From a decade-long victim’s perspective, I can attest to the fact that responsibilities will go unmet in a tragedy like mine; but, that does not mean you cannot find a goal and a purpose for your life. I’m thoroughly convinced that it’s not only possible, but that it is essential and sustaining. The finding of and acting on your purpose compensates for everything you suffer, so long as you’re actively fulfilling your purpose just as often as you are caused suffering. Not only that, but it bolsters your self-image and -confidence, which may be prone to jealousy, envy, resentment or bitterness if you compare yourself to others who are not suffering or are inflicting the suffering; most people don’t find their purpose (for various reasons). Those who live per God perceive differences between themselves and those who have not yet found their way, which supersede their temporary wealth and health and safety. Finally, it is strength that is always there—again—so long as you reach for it.

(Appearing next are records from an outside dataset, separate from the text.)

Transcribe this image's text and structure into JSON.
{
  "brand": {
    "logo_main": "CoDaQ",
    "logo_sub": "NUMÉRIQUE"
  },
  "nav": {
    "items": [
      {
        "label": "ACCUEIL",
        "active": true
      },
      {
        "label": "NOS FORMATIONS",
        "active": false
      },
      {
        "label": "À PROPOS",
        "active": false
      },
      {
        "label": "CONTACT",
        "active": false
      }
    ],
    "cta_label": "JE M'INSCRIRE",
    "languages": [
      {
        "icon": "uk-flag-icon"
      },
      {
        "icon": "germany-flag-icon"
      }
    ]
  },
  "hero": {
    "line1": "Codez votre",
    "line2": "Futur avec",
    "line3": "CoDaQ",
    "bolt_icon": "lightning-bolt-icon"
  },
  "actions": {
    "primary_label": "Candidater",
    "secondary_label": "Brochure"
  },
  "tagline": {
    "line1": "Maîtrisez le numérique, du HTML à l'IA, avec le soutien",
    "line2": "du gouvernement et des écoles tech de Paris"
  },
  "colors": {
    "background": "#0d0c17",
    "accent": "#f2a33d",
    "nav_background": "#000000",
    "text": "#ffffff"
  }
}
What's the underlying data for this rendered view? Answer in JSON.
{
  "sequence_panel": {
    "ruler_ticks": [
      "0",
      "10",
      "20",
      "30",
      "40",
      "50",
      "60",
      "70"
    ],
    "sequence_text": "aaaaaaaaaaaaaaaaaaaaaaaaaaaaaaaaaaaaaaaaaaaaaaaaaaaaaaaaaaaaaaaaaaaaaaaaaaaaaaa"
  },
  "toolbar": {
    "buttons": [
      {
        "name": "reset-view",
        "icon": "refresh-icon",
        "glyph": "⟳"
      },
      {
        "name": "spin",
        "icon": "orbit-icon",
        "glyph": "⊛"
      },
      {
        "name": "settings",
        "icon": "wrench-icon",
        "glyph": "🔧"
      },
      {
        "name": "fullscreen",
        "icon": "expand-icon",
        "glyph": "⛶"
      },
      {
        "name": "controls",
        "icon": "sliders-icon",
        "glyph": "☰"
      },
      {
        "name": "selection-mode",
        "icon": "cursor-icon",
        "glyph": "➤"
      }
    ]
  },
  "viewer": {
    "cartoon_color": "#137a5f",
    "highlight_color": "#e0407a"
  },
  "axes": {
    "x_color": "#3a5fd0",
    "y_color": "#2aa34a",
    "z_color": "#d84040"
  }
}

The letters I write to Christian inmates are but one of two ways I fulfill the purpose of my life (which is why I post them to the blog; otherwise, not only would I look like a guy who sits around all day getting heckled and freckled by demons, but that there was nothing one could do about it—both being false).
A letter from the newest addition to the list of inmates I write, namely, Korrey Mahone, provides a perfect example of what I’m talking about and what I get from my efforts in these excerpts:
|Excerpts from a letter by Korrey Mahone, an inmate at Pelican Bay, each of which make powerful, uplifting statements to this victim of demonic activity|
The first excerpt is a mix between a statement of disparate condition, a decree of helplessness, an accounting of loss, and a veiled or implied plea for help, all-in-one. The first half of the second excerpt prescribes an unlikely remedy, i.e., that others behave in a way that doesn’t raise doubts about God or defeat hope for a better life through God; however, even though, when combined with the first statement, Korrey seems to have conceded defeat, he makes a 180° turn in the latter half and in the third except, in which he asks for a brother-in-arms to help him—something you wouldn’t ask for from someone who didn’t look up to the task—and makes a personal observation that shows why he would see that possibility in me:
In sum, this means I gave someone hope that a bad life has a way up, even in my situation—even in their situation—and that in just one letter [see PRISON LETTER | Unlike hot air, real help is tangible]. God has been busy.
NOTE | If you’re not or have never been a long-term inmate, my letter may not read as deep as all that; but, trust me on this as an in-custody veteran of over four-and-a-half years: it says much along these lines.
The life of a demoniac (or an inmate) is not a good one, but it’s not an end without possibilities. If I have any confidence, it’s only from this fact; Korrey, I believe, may not yet have this confidence, but his lamenting of its lack shows—to me—that he has been called by God to glory. After all, there’s a lot of things an inmate can ask for, and a lot of things a demoniac on the outs can reach for. If it’s this —and not any of the things everyone else is asking for and reaching for—what else could it be?
So, what does all this have to do with responsibility, you ask? First, if God imparted strength, confidence and purpose in an amount and to a degree so as to sustain me in tragedy, and in an amount and to a degree to which others feel as if I have enough to spare to sustain them, too, I’d say that I have a responsibility, and one that can be fulfilled against all odds.
Of course, time will tell; but, the fact that I and others believe it is possible is a good sign, given our mutually disparate situations (Korrey has ten more years in prison to serve; I doubt I have ten more years to live).